Brief: Please copy out every line in the records below that includes the word "icon".

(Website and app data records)
^^^^

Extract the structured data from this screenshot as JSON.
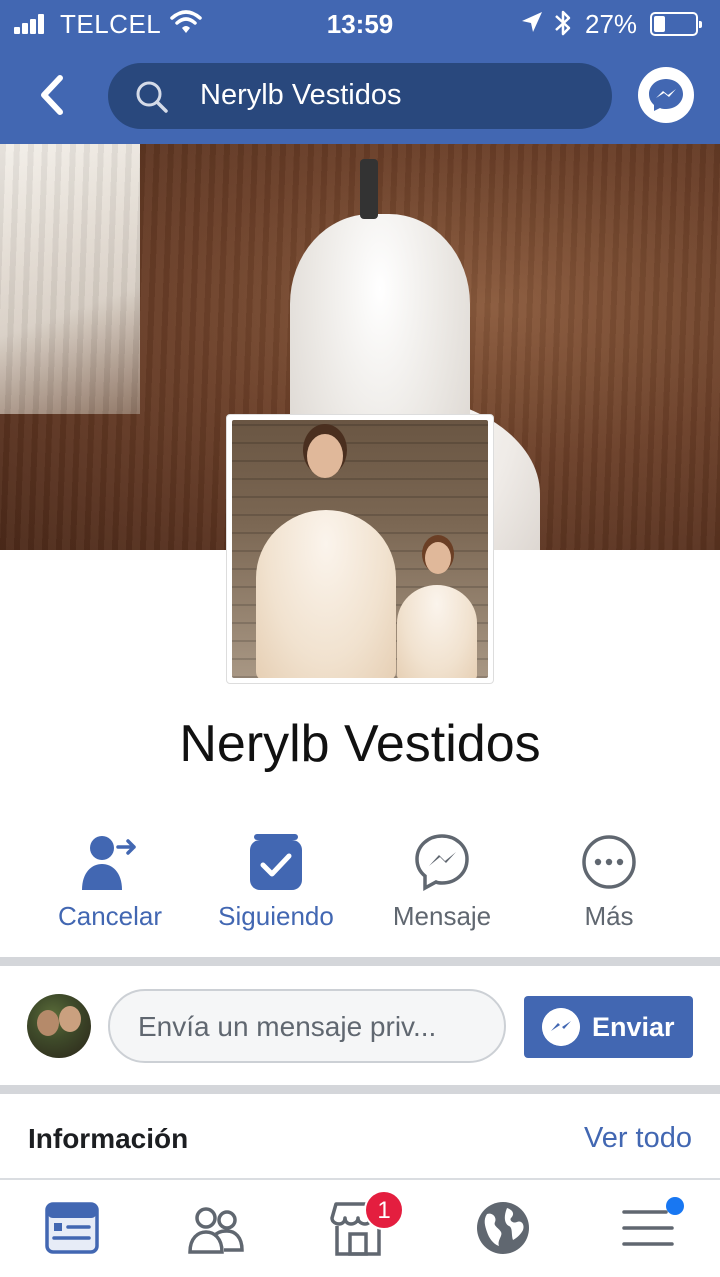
{
  "status_bar": {
    "carrier": "TELCEL",
    "time": "13:59",
    "battery_percent": "27%",
    "battery_level": 0.27
  },
  "header": {
    "search_text": "Nerylb Vestidos"
  },
  "page": {
    "name": "Nerylb Vestidos"
  },
  "actions": [
    {
      "label": "Cancelar",
      "icon": "user-arrow-icon",
      "color": "#4267b2"
    },
    {
      "label": "Siguiendo",
      "icon": "following-check-icon",
      "color": "#4267b2"
    },
    {
      "label": "Mensaje",
      "icon": "messenger-icon",
      "color": "#606770"
    },
    {
      "label": "Más",
      "icon": "more-dots-icon",
      "color": "#606770"
    }
  ],
  "message": {
    "placeholder": "Envía un mensaje priv...",
    "send_label": "Enviar"
  },
  "info": {
    "title": "Información",
    "see_all": "Ver todo"
  },
  "tabbar": {
    "items": [
      {
        "icon": "news-feed-icon",
        "active": true
      },
      {
        "icon": "friends-icon",
        "active": false
      },
      {
        "icon": "marketplace-icon",
        "active": false,
        "badge": "1"
      },
      {
        "icon": "globe-icon",
        "active": false
      },
      {
        "icon": "menu-icon",
        "active": false
      }
    ]
  },
  "colors": {
    "brand": "#4267b2",
    "search_bg": "#29487d",
    "badge": "#e41e3f"
  }
}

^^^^

Answer to this problem:
      "icon": "user-arrow-icon",
      "icon": "following-check-icon",
      "icon": "messenger-icon",
      "icon": "more-dots-icon",
        "icon": "news-feed-icon",
        "icon": "friends-icon",
        "icon": "marketplace-icon",
        "icon": "globe-icon",
        "icon": "menu-icon",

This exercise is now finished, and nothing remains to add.